Downtowns aren't for everyone, if the parking lot attendant was a jerk hopefully they catch on and he is let go.

michael molovinsky said...

@6:37, quite an apologist. the restaurants are new, and should have the crowds for that reason. let me simply ask why is the hospital office there?

Anonymous said...

Mr. Molovinsky
Do you mean you visited downtown last Sat. night and the restaurants were almost empty?

Anonymous said...

I encountered two of the security guards a few days ago doing my first trip to the Dime.
One was a surly young man, slouched in this folding chair, who couldn't tell me where the dime was although he was 50 feet away.
The other was a charming young woman, when I asked her what she thought she motioned across the street and said," it's the third world right over there."

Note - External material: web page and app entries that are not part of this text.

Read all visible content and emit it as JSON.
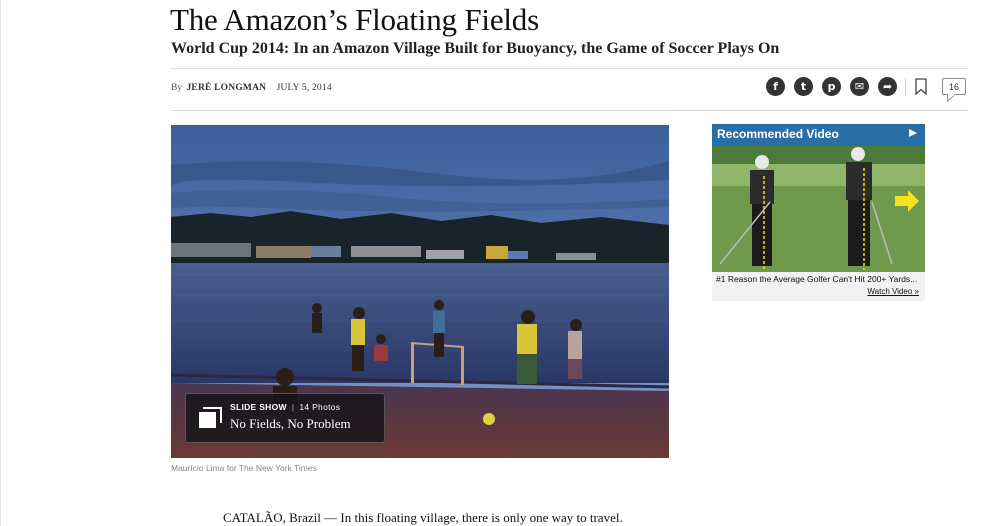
{
  "article": {
    "headline": "The Amazon’s Floating Fields",
    "summary": "World Cup 2014: In an Amazon Village Built for Buoyancy, the Game of Soccer Plays On",
    "byline_prefix": "By",
    "author": "JERÉ LONGMAN",
    "date": "JULY 5, 2014",
    "body_first_line": "CATALÃO, Brazil — In this floating village, there is only one way to travel."
  },
  "share": {
    "icons": [
      "facebook-icon",
      "twitter-icon",
      "pinterest-icon",
      "email-icon",
      "share-icon"
    ],
    "glyphs": [
      "f",
      "t",
      "p",
      "✉",
      "➦"
    ],
    "comment_count": "16"
  },
  "photo": {
    "slideshow_label": "SLIDE SHOW",
    "photo_count": "14 Photos",
    "slideshow_title": "No Fields, No Problem",
    "caption": "Maurício Lima for The New York Times"
  },
  "ad": {
    "title": "Recommended Video",
    "cta": "#1 Reason the Average Golfer Can't Hit 200+ Yards...",
    "watch": "Watch Video »"
  },
  "colors": {
    "icon_dark": "#333333",
    "ad_blue": "#2a6ea8",
    "ad_arrow": "#f5e21a"
  }
}
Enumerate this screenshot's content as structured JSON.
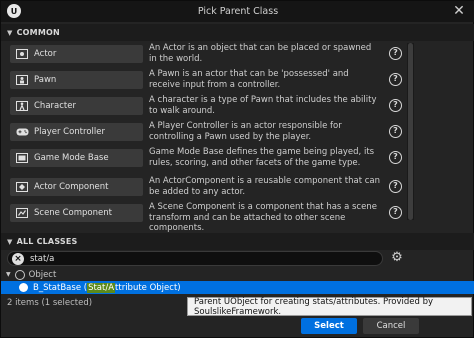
{
  "window": {
    "title": "Pick Parent Class",
    "logo_text": "U",
    "close_glyph": "✕"
  },
  "common": {
    "header": "COMMON",
    "items": [
      {
        "label": "Actor",
        "icon": "actor-icon",
        "description": "An Actor is an object that can be placed or spawned in the world."
      },
      {
        "label": "Pawn",
        "icon": "pawn-icon",
        "description": "A Pawn is an actor that can be 'possessed' and receive input from a controller."
      },
      {
        "label": "Character",
        "icon": "character-icon",
        "description": "A character is a type of Pawn that includes the ability to walk around."
      },
      {
        "label": "Player Controller",
        "icon": "gamepad-icon",
        "description": "A Player Controller is an actor responsible for controlling a Pawn used by the player."
      },
      {
        "label": "Game Mode Base",
        "icon": "game-mode-icon",
        "description": "Game Mode Base defines the game being played, its rules, scoring, and other facets of the game type."
      },
      {
        "label": "Actor Component",
        "icon": "actor-component-icon",
        "description": "An ActorComponent is a reusable component that can be added to any actor."
      },
      {
        "label": "Scene Component",
        "icon": "scene-component-icon",
        "description": "A Scene Component is a component that has a scene transform and can be attached to other scene components."
      }
    ],
    "help_glyph": "?"
  },
  "all_classes": {
    "header": "ALL CLASSES",
    "search_value": "stat/a",
    "tree": {
      "root": "Object",
      "selected_item": {
        "prefix": "B_StatBase (",
        "highlight": "Stat/A",
        "suffix": "ttribute Object)"
      }
    }
  },
  "tooltip": "Parent UObject for creating stats/attributes. Provided by SoulslikeFramework.",
  "status": "2 items (1 selected)",
  "buttons": {
    "select": "Select",
    "cancel": "Cancel"
  },
  "colors": {
    "accent": "#0070e0",
    "match_highlight": "#5c8a1c",
    "background": "#242424"
  }
}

Anonymous said...

Can it be confirmed that many of these new restaurants are actually 'owned' by Reily, who then hires managers to run them? I am pretty sure that's the case with the Starbucks. I have a hard time believing that the former Shanty owners came out of several years of retirement to start that new downtown endeavor.

michael molovinsky said...

@8:12, yes, as i wrote. questions which require a reply will not normally be published. this is a moderated blog, usually only printing the comments which add something to the dialogue. comments submitted in the evening will usually not appear until early the following morning, however, your readership is appreciated.

@8:38, yes, reilly owns the starbucks franchise. also, i believe that the former shanty owner is just lending his name and reputation, not his time or money.

Anonymous said...

In reply to the fellow employee-- when I was going to Epic training, the closest lot was often "full" due to either training and/or construction of some type, therefor many of us had to park "blocks" away. We were not allowed to park directly next to/ underneath the building itself, and the Linden Street garage was the one in which I was turned away. I'm assuming the person who replied to my post is in IT or is some kind of administrator or physician, since he/she claims to be able to park there every day.
If I was able to manage a close parking spot, the closest was at the "800 block spiral deck"- and it was quite an empty hike down those multiple parking deck levels, down the empty stairwell and to the ground floor... the elevator was not working at the time...This was during the snowy season, as well, with sidewalks covered in ice. The only upside was that we were given parking pass tickets so we did not have to pay for parking. Keep in mind there are (or were) a dozen other facilities set up by LVH for employee training such as The Mack Building, the building on Downeyflake Lane... When finally reaching the correct floor/building for training, there were signs everywhere encouraging us to "walk in a groups" back to the parking decks, especially since some of the training ended at 9 or 10 at night (in the dead of winter).
As an employee who only needs to go there occasionally, I'm fairly certain the average patient would feel equally as intimidated if they were required to park in that area, let alone find the correct building to enter! My first sojourn to the area led me walking around in circles, since the signage is not helpful in the slightest. I eventually used GPS on my phone to find the actual building itself. My 70 year old mother would never agree to an appointment there on her worst day. She grew up in the Bronx, so she has no irrational fear of cities. However, the hospital is only going to lose patients like her (who pay all their medical bills) just to save money on rent.